### [Your objective]
Whenever the word "Input" turns up in a line below, that line should be copied.

(Dataset entries)
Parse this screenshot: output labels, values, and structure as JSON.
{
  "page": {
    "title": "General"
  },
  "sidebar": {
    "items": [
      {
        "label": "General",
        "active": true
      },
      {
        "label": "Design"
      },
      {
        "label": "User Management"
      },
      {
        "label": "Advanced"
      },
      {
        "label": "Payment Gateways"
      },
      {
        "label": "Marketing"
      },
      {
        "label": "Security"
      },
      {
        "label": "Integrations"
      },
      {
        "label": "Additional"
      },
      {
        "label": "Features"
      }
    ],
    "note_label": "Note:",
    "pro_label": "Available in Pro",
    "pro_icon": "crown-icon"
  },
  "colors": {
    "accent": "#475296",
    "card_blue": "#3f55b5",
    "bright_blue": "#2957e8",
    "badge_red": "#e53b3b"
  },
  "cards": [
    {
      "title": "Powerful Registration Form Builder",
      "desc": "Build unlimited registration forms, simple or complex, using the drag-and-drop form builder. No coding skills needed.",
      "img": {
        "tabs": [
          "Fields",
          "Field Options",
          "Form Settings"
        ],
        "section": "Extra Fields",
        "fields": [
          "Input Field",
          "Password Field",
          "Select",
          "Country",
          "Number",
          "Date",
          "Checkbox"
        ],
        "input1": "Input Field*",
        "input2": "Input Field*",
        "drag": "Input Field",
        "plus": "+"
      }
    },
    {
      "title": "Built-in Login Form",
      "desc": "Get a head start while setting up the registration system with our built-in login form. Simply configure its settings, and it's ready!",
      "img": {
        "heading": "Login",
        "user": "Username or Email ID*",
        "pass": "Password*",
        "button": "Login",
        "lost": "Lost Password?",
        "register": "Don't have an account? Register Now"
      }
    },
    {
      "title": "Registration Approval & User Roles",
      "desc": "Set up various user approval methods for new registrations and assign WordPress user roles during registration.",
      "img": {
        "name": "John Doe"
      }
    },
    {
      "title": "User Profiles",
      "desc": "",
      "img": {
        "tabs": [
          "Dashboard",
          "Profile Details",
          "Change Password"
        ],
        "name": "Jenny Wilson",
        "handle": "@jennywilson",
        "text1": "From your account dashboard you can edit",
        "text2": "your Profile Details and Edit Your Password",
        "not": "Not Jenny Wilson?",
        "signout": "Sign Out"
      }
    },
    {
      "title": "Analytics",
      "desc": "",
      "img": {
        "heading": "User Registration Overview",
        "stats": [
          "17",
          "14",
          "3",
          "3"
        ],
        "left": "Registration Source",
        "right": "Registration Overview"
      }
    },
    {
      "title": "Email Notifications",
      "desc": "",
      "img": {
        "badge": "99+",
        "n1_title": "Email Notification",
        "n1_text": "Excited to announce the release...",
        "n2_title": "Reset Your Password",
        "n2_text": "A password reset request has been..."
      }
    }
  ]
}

### [Output of the exercise]
          "Input Field",
        "input1": "Input Field*",
        "input2": "Input Field*",
        "drag": "Input Field",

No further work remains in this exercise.